One common way developers ruin a perfectly good female character is by turning them into cop out characters.
Cop out characters are characters who appear to break out of a typical stereotype only to fall back into a stereotypical role at the end of the story. Say, for example, a princess who actively aids a hero on his quest only to be kidnapped and dropped into the role of damsel in distress toward the end of the game. Sound familiar?
I’m Zelda. I’m Helping!
Turning Zelda into a cop out character is one pattern the Legend of Zelda team just can’t seem to break. In Ocarina of Time, Zelda guides Link throughout his journey as Sheik, only to be captured just in time for Link to rescue her during the final boss fight with Ganondorf. In Wind Waker, Tetra is a sassy, strong, independent pirate captain, until of course she is revealed to be the reincarnation of Princess Zelda. Then she is promptly shoved into a dress and locked away in Hyrule Castle by the King of Red Lions, only to be kidnapped by Ganon just before the end of the game. Perhaps the worst example comes from Skyward Sword, in which Zelda spends the entire game traveling with Impa, separately from Link, doing her part to help take down the Demon King (we’ll even give the game a bit a leeway here and ignore that her doing her part meant praying at statues to purify her body and then sealing her own soul). True to form, at the end of the game, Zelda is captured by Girahim and stripped of all of her agency as he uses her as a catalyst in a ritual to bring the Demon King back to life.
The way Zelda is treated in her own games have always bothered me—and you’ll be hard pressed to find a bigger fan of the franchise than me—but the final fight in Skyward Sword was the first to make me physically uncomfortable. The total stripping of her agency, the use and manipulation of her body against her will, the scene had all the metaphorical undertones of sexual assault.
Zelda’s constant reduction to the damsel in distress serves no real purpose to the games, aside of course from ensuring Link gets to swoop in and save her. And considering Link is already saving all of Hyrule from total destruction, I don’t think he really needs the extra push. The damsel in distress is a tired, sexist, outdated trope that is more than ready to be retired. The time has long passed for game developers to start treating their female characters as, well characters, rather than plot devices.

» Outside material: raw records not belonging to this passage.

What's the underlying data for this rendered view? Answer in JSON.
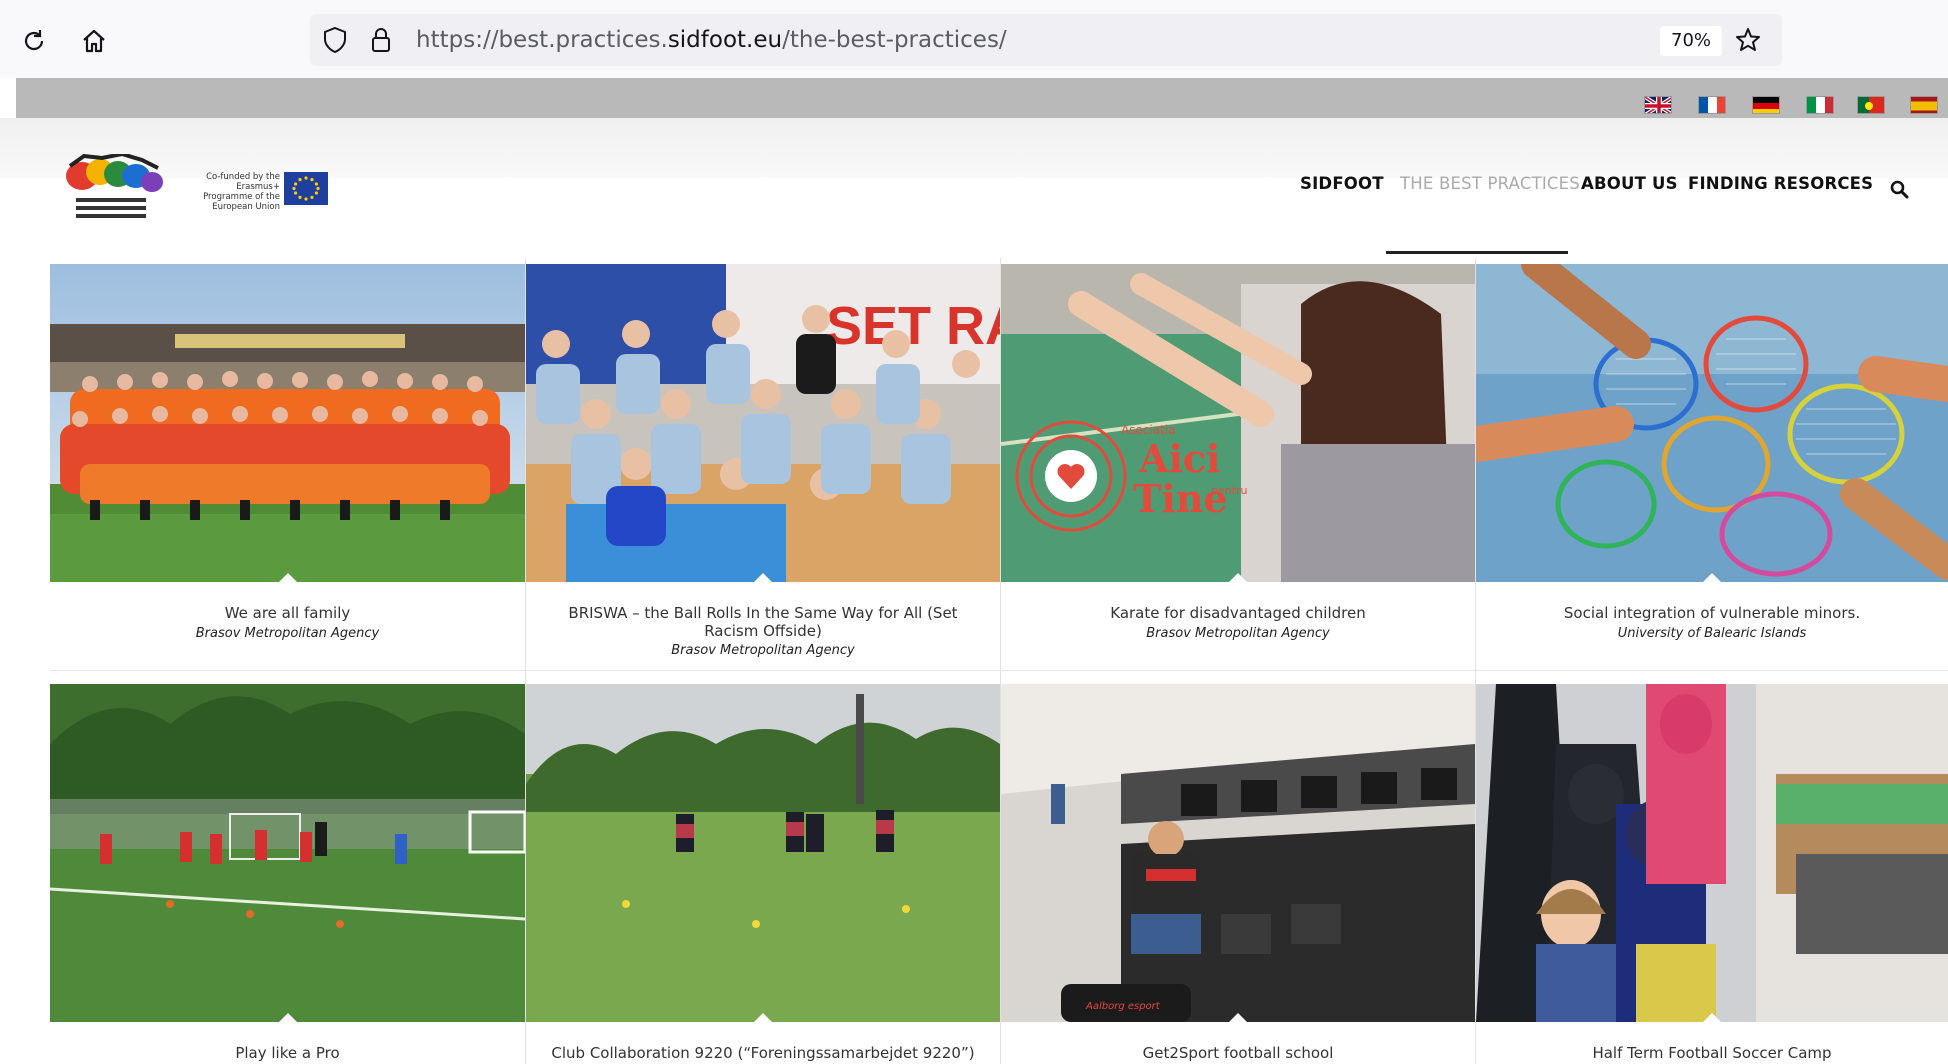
{
  "browser": {
    "url_prefix": "https://best.practices.",
    "url_domain": "sidfoot.eu",
    "url_path": "/the-best-practices/",
    "zoom": "70%"
  },
  "site": {
    "eu_text": "Co-funded by the Erasmus+ Programme of the European Union",
    "nav": [
      {
        "label": "SIDFOOT",
        "active": false
      },
      {
        "label": "THE BEST PRACTICES",
        "active": true
      },
      {
        "label": "ABOUT US",
        "active": false
      },
      {
        "label": "FINDING RESORCES",
        "active": false
      }
    ],
    "languages": [
      "en",
      "fr",
      "de",
      "it",
      "pt",
      "es"
    ]
  },
  "practices": [
    {
      "title": "We are all family",
      "org": "Brasov Metropolitan Agency"
    },
    {
      "title": "BRISWA – the Ball Rolls In the Same Way for All (Set Racism Offside)",
      "org": "Brasov Metropolitan Agency"
    },
    {
      "title": "Karate for disadvantaged children",
      "org": "Brasov Metropolitan Agency"
    },
    {
      "title": "Social integration of vulnerable minors.",
      "org": "University of Balearic Islands"
    },
    {
      "title": "Play like a Pro",
      "org": ""
    },
    {
      "title": "Club Collaboration 9220 (“Foreningssamarbejdet 9220”)",
      "org": ""
    },
    {
      "title": "Get2Sport football school",
      "org": ""
    },
    {
      "title": "Half Term Football Soccer Camp",
      "org": ""
    }
  ],
  "photo_text": {
    "set_racism": "SET RACISM",
    "aici_1": "Aici",
    "aici_2": "Tine",
    "asociatia": "Asociația",
    "pentru": "pentru",
    "esport": "Aalborg esport"
  }
}
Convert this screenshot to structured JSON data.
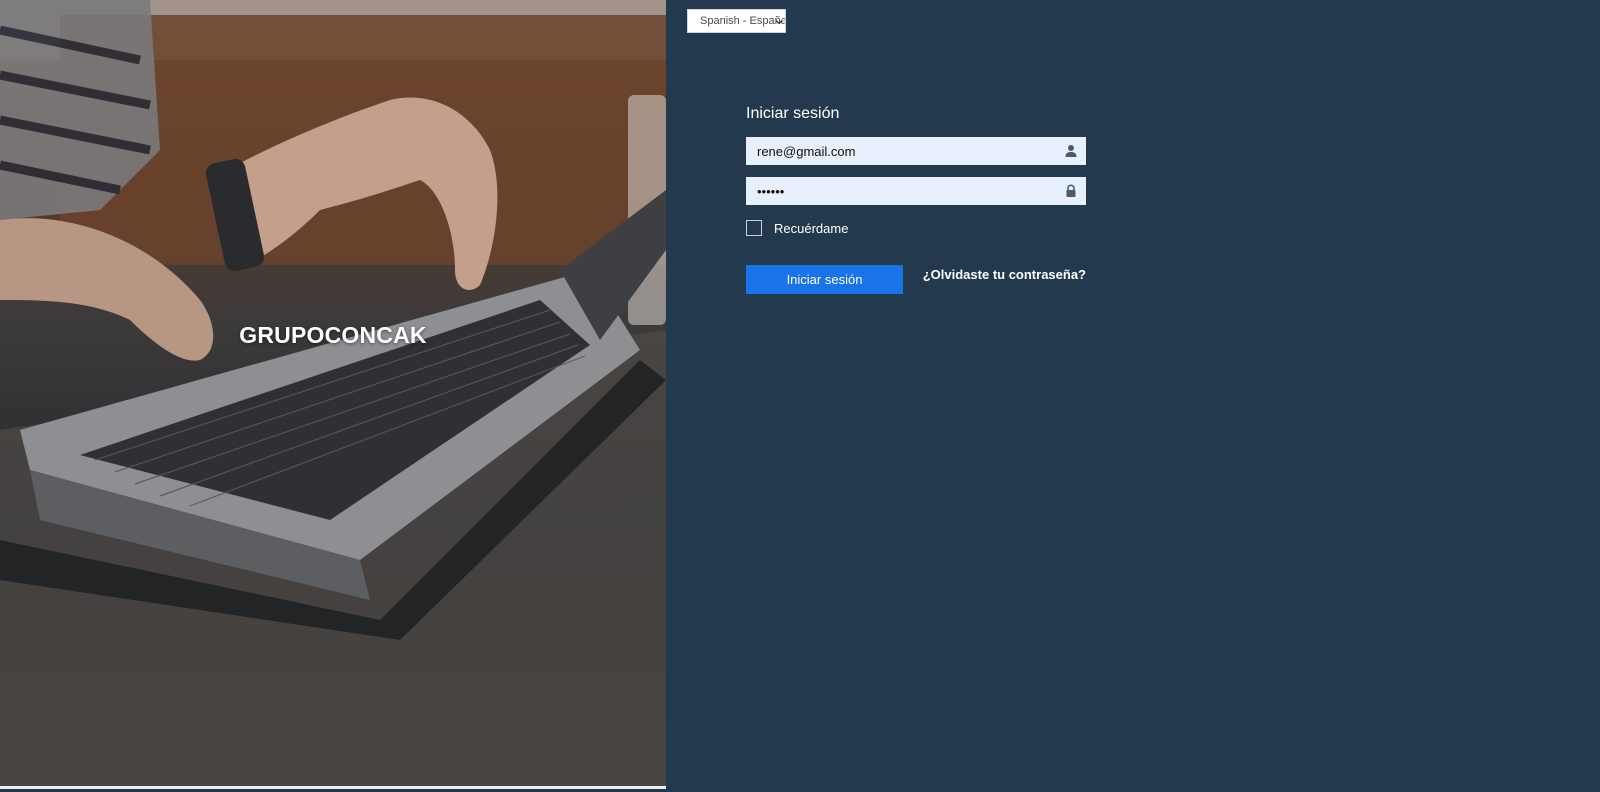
{
  "brand": {
    "name": "GRUPOCONCAK"
  },
  "language": {
    "selected": "Spanish - España"
  },
  "login": {
    "title": "Iniciar sesión",
    "email_value": "rene@gmail.com",
    "password_value": "••••••",
    "remember_label": "Recuérdame",
    "submit_label": "Iniciar sesión",
    "forgot_label": "¿Olvidaste tu contraseña?"
  },
  "icons": {
    "email": "user-icon",
    "password": "lock-icon",
    "language": "chevron-down-icon"
  },
  "colors": {
    "panel_background": "#233a4e",
    "primary_button": "#1a73e8",
    "field_background": "#e8f0fe"
  }
}
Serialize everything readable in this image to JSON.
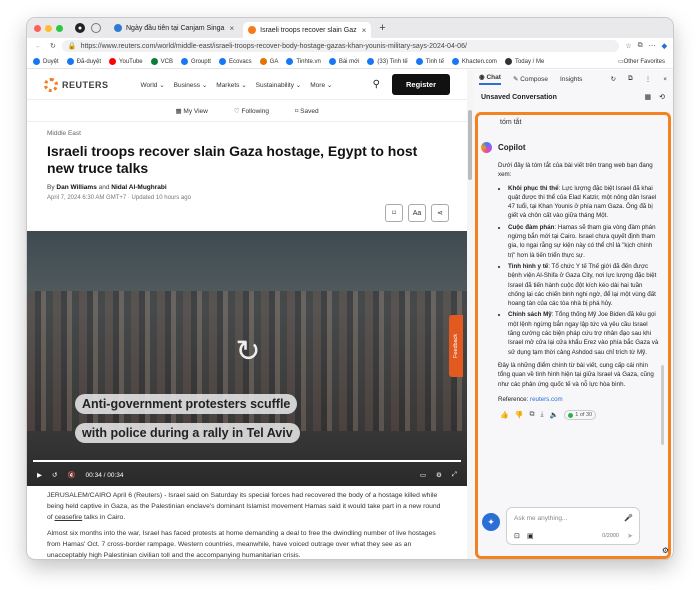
{
  "tabs": [
    {
      "label": "Ngày đầu tiên tại Canjam Singa",
      "color": "#2f7bd3"
    },
    {
      "label": "Israeli troops recover slain Gaz",
      "color": "#f77b1c"
    }
  ],
  "url": "https://www.reuters.com/world/middle-east/israeli-troops-recover-body-hostage-gazas-khan-younis-military-says-2024-04-06/",
  "bookmarks": [
    {
      "label": "Duyệt",
      "color": "#1877f2"
    },
    {
      "label": "Đã-duyệt",
      "color": "#1877f2"
    },
    {
      "label": "YouTube",
      "color": "#ff0000"
    },
    {
      "label": "VCB",
      "color": "#0a7d3a"
    },
    {
      "label": "Grouptt",
      "color": "#1877f2"
    },
    {
      "label": "Ecovacs",
      "color": "#1877f2"
    },
    {
      "label": "GA",
      "color": "#e37400"
    },
    {
      "label": "Tinhte.vn",
      "color": "#1877f2"
    },
    {
      "label": "Bài mới",
      "color": "#1877f2"
    },
    {
      "label": "(33) Tinh tế",
      "color": "#1877f2"
    },
    {
      "label": "Tinh tế",
      "color": "#1877f2"
    },
    {
      "label": "Khacten.com",
      "color": "#1877f2"
    },
    {
      "label": "Today / Me",
      "color": "#333"
    }
  ],
  "bookmarks_other": "Other Favorites",
  "site": {
    "logo": "REUTERS",
    "nav": [
      "World",
      "Business",
      "Markets",
      "Sustainability",
      "More"
    ],
    "register": "Register",
    "subnav": [
      "My View",
      "Following",
      "Saved"
    ]
  },
  "article": {
    "kicker": "Middle East",
    "title": "Israeli troops recover slain Gaza hostage, Egypt to host new truce talks",
    "by_prefix": "By",
    "author1": "Dan Williams",
    "and": "and",
    "author2": "Nidal Al-Mughrabi",
    "date": "April 7, 2024 6:30 AM GMT+7 · Updated 10 hours ago",
    "tool_aa": "Aa",
    "caption1": "Anti-government protesters scuffle",
    "caption2": "with police during a rally in Tel Aviv",
    "time_cur": "00:34",
    "time_total": "/ 00:34",
    "p1_text": "JERUSALEM/CAIRO April 6 (Reuters) - Israel said on Saturday its special forces had recovered the body of a hostage killed while being held captive in Gaza, as the Palestinian enclave's dominant Islamist movement Hamas said it would take part in a new round of ",
    "p1_link": "ceasefire",
    "p1_end": " talks in Cairo.",
    "p2": "Almost six months into the war, Israel has faced protests at home demanding a deal to free the dwindling number of live hostages from Hamas' Oct. 7 cross-border rampage. Western countries, meanwhile, have voiced outrage over what they see as an unacceptably high Palestinian civilian toll and the accompanying humanitarian crisis."
  },
  "feedback": "Feedback",
  "sidebar": {
    "tabs": [
      "Chat",
      "Compose",
      "Insights"
    ],
    "title": "Unsaved Conversation",
    "user_msg": "tóm tắt",
    "bot_name": "Copilot",
    "intro": "Dưới đây là tóm tắt của bài viết trên trang web bạn đang xem:",
    "points": [
      {
        "h": "Khôi phục thi thể",
        "t": ": Lực lượng đặc biệt Israel đã khai quật được thi thể của Elad Katzir, một nông dân Israel 47 tuổi, tại Khan Younis ở phía nam Gaza. Ông đã bị giết và chôn cất vào giữa tháng Một."
      },
      {
        "h": "Cuộc đàm phán",
        "t": ": Hamas sẽ tham gia vòng đàm phán ngừng bắn mới tại Cairo. Israel chưa quyết định tham gia, lo ngại rằng sự kiện này có thể chỉ là \"kịch chính trị\" hơn là tiến triển thực sự."
      },
      {
        "h": "Tình hình y tế",
        "t": ": Tổ chức Y tế Thế giới đã đến được bệnh viện Al-Shifa ở Gaza City, nơi lực lượng đặc biệt Israel đã tiến hành cuộc đột kích kéo dài hai tuần chống lại các chiến binh nghi ngờ, để lại một vùng đất hoang tàn của các tòa nhà bị phá hủy."
      },
      {
        "h": "Chính sách Mỹ",
        "t": ": Tổng thống Mỹ Joe Biden đã kêu gọi một lệnh ngừng bắn ngay lập tức và yêu cầu Israel tăng cường các biện pháp cứu trợ nhân đạo sau khi Israel mở cửa lại cửa khẩu Erez vào phía bắc Gaza và sử dụng tạm thời cảng Ashdod sau chỉ trích từ Mỹ."
      }
    ],
    "outro": "Đây là những điểm chính từ bài viết, cung cấp cái nhìn tổng quan về tình hình hiện tại giữa Israel và Gaza, cũng như các phản ứng quốc tế và nỗ lực hòa bình.",
    "ref_label": "Reference:",
    "ref_link": "reuters.com",
    "count": "1 of 30",
    "placeholder": "Ask me anything...",
    "char_count": "0/2000"
  }
}
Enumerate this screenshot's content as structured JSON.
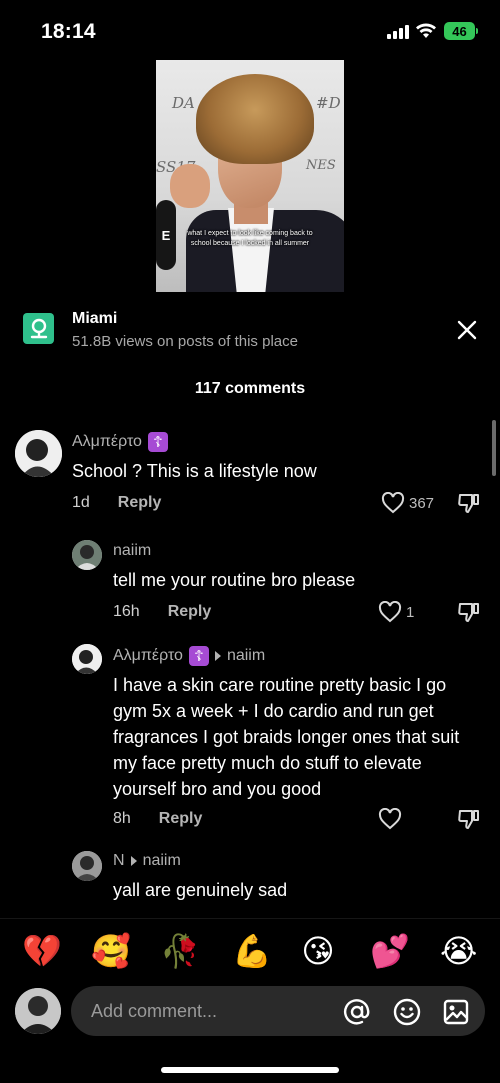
{
  "status_bar": {
    "time": "18:14",
    "battery": "46"
  },
  "video": {
    "caption": "what I expect to look like coming back to school because I locked in all summer",
    "wall_text_left": "DA",
    "wall_text_right": "#D",
    "wall_text_mid": "SS17",
    "wall_text_nes": "NES"
  },
  "location": {
    "title": "Miami",
    "subtitle": "51.8B views on posts of this place"
  },
  "comments_header": "117 comments",
  "comments": [
    {
      "user": "Αλμπέρτο",
      "badge": "☦",
      "text": "School ? This is a lifestyle now",
      "time": "1d",
      "reply_label": "Reply",
      "likes": "367"
    },
    {
      "user": "naiim",
      "text": "tell me your routine bro please",
      "time": "16h",
      "reply_label": "Reply",
      "likes": "1"
    },
    {
      "user": "Αλμπέρτο",
      "badge": "☦",
      "reply_to": "naiim",
      "text": "I have a skin care routine pretty basic I go gym 5x a week + I do cardio and run get fragrances I got braids longer ones that suit my face pretty much do stuff to elevate yourself bro and you good",
      "time": "8h",
      "reply_label": "Reply",
      "likes": ""
    },
    {
      "user": "N",
      "reply_to": "naiim",
      "text": "yall are genuinely sad",
      "time": "",
      "reply_label": "",
      "likes": ""
    }
  ],
  "emoji_bar": [
    "💔",
    "🥰",
    "🥀",
    "💪",
    "😘",
    "💕",
    "😭"
  ],
  "input": {
    "placeholder": "Add comment..."
  },
  "colors": {
    "badge": "#a64bd4",
    "location_icon": "#2fc08c",
    "battery": "#34c759"
  }
}
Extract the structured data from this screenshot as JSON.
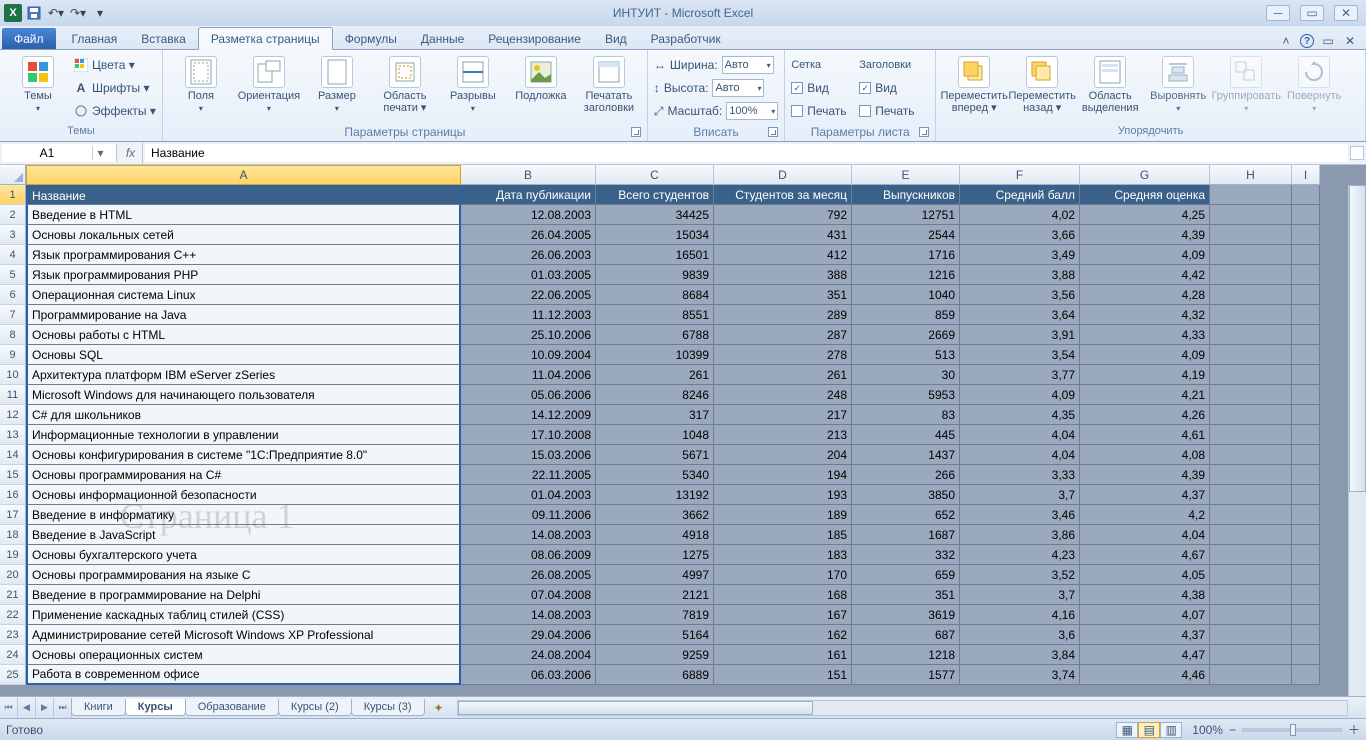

If keeping your game from perpetuating a sexist trope isn’t enough of a reward, consider this: there is nothing special about a game where you play a hero rescuing the kidnapped princess. They are literally a dime a dozen. The storyline is predictable, boring, and frankly just plain lazy writing. By consciously deciding to avoid it—and consciously avoiding turning your female characters into stereotypical cop outs—you’ll be forced to be more creative and to spend the time coming up with a more unique concept for your game. Keeping your characters in boxes means keeping your creativity in a box too, and by removing those restrictions you give yourself the chance to create something so much better.